Oh, the various directions I could go with a title like this🤣! In the day of more social media connections than face-to-face interaction, it is easy for one to question if the man or woman on social media is who he/she portrays to be. Before I remarried, I spent a brief time on a dating site. If I ever talked to anyone, I always asked the lady in rather humorous ways if she was who she said she was. It didn’t want any surprises if we were ever to meet.
Over the last 4 years, I have made several connections through this blog. Within the last few weeks, I have had some great phone conversations with a few of these bloggers. Pastors Randy Burbank, William Strickland, Clarence Dalrymple, and Keith Haney are four of the bloggers I spoke with on the phone. Our contact through the blog has been so frequent that the conversations were very natural. These four men have encouraged me so much. These guys have walked the road a little while longer than I, do their insight is precious.
Fake people are a dime a dozen. You can find them anywhere. Real men and women who live their faith are more difficult to find. I’m so thankful to have found some people along the way who, despite distance, have been a tremendous blessing.
My challenge to you – be real! In a day full of fakes, be authentic and approachable. You have no idea the difference you will make in another person’s life.
10 thoughts on “Yep! They’re Real!”
Amen! Even though truth has become relative to a world that is selfish, hypocritical, and deceivingly righteous, we (true believers) are to live out the truth of the Gospel regardless of the challenges we may face. We must remain committed to our faith and never compromise our moral standards for the sake of acceptance or “tolerance.” That is part of being a REAL Christian. Thank you, Matt, for this encouraging nugget!
Amen to this response, and to the post!
I immediately thought of Teri Hatcher’s appearance on “Seinfeld” when I read your headline. I only watched that show maybe five times, but every time I gave it another shot, it was that episode or one of two or three others.
Anyway, I’m glad you blogged last night because I have a question. As you said in a recent post, August is a time of transition for a lot of people. I know God’s getting ready to put me somewhere. (Or maybe I should say God’s getting me ready to be put somewhere.) A couple of sermons wisely advised me to keep my mouth shut once he does. I’m an open and honest person, and I don’t know if you read my “Judgmental Christians” post, but I tend to tell people more than I should. The last two jobs I had, I told managers I became homeless last year and things didn’t go well at work after that.
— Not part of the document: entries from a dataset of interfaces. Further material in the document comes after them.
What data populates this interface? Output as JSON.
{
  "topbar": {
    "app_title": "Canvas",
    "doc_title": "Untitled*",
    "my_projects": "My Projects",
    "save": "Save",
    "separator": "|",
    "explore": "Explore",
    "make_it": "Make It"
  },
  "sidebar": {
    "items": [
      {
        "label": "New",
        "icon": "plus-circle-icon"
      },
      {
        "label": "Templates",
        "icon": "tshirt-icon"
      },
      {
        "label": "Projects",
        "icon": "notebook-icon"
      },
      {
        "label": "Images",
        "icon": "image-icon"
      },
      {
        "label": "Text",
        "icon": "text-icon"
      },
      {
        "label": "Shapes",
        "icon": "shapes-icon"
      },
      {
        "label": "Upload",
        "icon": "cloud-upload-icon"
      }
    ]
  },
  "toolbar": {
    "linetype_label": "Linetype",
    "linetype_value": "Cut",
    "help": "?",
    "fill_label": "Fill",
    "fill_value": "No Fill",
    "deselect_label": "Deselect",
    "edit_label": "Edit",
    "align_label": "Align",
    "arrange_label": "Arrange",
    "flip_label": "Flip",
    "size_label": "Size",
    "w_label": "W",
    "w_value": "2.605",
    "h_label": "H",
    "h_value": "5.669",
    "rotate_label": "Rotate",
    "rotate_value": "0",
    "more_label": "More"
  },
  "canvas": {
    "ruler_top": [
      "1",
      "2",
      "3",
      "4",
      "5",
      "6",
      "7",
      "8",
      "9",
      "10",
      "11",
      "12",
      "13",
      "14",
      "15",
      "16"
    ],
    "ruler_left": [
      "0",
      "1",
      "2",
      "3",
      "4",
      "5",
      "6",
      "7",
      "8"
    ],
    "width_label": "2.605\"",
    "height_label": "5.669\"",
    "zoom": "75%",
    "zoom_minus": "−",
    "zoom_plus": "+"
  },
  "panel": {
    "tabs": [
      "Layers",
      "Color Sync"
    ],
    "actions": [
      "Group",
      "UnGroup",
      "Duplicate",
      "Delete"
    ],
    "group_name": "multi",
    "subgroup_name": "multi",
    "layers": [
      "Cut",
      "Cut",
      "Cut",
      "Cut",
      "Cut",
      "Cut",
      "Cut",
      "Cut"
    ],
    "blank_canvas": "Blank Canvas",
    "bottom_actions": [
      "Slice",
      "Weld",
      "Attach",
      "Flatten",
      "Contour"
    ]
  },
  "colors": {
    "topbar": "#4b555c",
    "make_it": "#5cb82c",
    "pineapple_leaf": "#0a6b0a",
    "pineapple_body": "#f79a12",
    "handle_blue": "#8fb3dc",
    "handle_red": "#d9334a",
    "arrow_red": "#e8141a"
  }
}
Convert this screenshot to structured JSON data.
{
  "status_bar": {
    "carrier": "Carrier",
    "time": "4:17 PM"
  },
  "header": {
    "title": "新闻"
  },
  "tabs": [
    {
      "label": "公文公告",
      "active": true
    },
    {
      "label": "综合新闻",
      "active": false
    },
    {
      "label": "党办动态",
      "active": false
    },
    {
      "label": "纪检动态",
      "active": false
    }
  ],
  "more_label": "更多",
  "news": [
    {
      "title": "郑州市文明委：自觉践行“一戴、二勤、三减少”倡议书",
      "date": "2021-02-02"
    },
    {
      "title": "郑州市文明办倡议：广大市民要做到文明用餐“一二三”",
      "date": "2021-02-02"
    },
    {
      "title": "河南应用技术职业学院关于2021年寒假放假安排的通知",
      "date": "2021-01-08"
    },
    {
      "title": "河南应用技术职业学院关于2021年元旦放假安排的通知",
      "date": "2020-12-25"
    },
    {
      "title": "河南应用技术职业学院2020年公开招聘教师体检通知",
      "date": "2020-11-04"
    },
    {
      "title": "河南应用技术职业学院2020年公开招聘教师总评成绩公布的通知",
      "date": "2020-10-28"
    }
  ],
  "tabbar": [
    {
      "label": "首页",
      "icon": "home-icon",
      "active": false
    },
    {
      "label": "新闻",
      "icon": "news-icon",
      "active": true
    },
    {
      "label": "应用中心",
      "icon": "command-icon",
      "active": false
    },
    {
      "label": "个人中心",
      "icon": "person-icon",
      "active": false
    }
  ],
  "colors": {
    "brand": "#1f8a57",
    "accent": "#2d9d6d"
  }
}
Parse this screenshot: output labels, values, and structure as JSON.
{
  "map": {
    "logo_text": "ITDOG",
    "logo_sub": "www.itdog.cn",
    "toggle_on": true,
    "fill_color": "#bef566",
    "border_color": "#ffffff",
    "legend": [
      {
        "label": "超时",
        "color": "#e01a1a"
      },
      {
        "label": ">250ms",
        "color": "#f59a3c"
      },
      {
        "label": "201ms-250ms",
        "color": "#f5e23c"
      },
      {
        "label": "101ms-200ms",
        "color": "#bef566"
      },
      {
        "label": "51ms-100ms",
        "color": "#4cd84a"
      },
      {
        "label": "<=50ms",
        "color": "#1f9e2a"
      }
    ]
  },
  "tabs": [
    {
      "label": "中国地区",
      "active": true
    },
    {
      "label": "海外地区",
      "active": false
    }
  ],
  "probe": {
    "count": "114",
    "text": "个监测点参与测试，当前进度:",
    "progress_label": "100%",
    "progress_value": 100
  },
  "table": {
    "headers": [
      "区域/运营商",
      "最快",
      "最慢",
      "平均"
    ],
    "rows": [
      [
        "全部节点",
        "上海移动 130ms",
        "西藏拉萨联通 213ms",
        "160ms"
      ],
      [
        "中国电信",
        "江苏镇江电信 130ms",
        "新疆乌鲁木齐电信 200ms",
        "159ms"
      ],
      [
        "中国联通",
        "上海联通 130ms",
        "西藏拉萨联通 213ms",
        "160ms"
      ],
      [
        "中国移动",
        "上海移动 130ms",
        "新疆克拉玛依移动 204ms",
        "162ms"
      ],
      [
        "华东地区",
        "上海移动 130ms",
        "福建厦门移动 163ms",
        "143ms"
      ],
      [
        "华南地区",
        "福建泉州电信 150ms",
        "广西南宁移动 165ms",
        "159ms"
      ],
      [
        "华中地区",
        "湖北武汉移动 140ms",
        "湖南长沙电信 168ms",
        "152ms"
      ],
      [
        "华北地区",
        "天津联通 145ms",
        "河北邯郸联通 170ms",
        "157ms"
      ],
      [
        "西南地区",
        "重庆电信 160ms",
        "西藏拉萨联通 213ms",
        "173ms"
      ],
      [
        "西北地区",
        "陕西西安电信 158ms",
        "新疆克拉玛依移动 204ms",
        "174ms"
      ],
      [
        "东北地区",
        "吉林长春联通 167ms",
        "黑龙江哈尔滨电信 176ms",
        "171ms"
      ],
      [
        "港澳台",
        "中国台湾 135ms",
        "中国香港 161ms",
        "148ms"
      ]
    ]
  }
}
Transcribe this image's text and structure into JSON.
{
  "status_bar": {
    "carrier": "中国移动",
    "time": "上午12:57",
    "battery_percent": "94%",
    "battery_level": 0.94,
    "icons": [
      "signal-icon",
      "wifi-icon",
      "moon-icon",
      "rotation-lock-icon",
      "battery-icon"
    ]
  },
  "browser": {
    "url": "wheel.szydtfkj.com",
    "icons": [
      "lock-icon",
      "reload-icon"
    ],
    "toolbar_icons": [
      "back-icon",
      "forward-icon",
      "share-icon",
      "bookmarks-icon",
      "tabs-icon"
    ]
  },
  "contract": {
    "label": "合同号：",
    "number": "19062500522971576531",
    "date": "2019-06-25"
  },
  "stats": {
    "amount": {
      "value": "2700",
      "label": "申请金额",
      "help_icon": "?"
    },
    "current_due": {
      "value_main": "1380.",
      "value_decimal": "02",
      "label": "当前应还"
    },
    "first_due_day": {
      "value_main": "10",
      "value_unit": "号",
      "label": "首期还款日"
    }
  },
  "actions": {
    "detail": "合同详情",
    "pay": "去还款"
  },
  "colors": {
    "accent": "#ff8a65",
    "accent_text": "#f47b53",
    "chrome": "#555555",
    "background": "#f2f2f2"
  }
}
But, that being said, a sermon I watched last night said that when God puts you somewhere, they should wonder why you’re so jubilant. And when they ASK why you’re so jubilant, you should say, “Wait till I tell you what the lord’s done for me.” Well, how the heck can I tell people about the homelessness that led me to reconcile with the father who beat and choked my mom for 15 years (etc.) if that only gets me into trouble?!
That’s a tough one. I tend to tell a bit more than I should, and my wife even more so. I would earnestly pray about what God wants you to say and when. Some people are not ready to hear what we have been through. Others will judge no matter what. I wish I could give you a definitive answer on that one.
Thank you for replying! Interestingly, this is what Pastor Robert Morris is talking about right now. I’m recording it, so I’ll transcribe and post it at some point. (As of this moment, he hasn’t really talked about the difference between sharing your story and sharing your story with coworkers.)
I’m interested to know what he shares.
Even more interesting, what I’m watching on Daystar is an old message circa (at least) January 2018. I went to his website in search of it, and it wasn’t there, so I went to YouTube. https://www.youtube.com/watch?v=IGFFo6yniFE
Thanks for sharing the link! I will check it out.
You’re welcome! Maybe a minute after I hit “send” earlier, he mentioned sharing our story in the workplace, but he only said it in passing, so I’m tempted to tweet at him to ask how those of us who have a complicated testimony go about doing that.
There’s a certain security in presenting yourself “warts and all.” You don’t have to live in fear that someone will learn the truth about you. 😉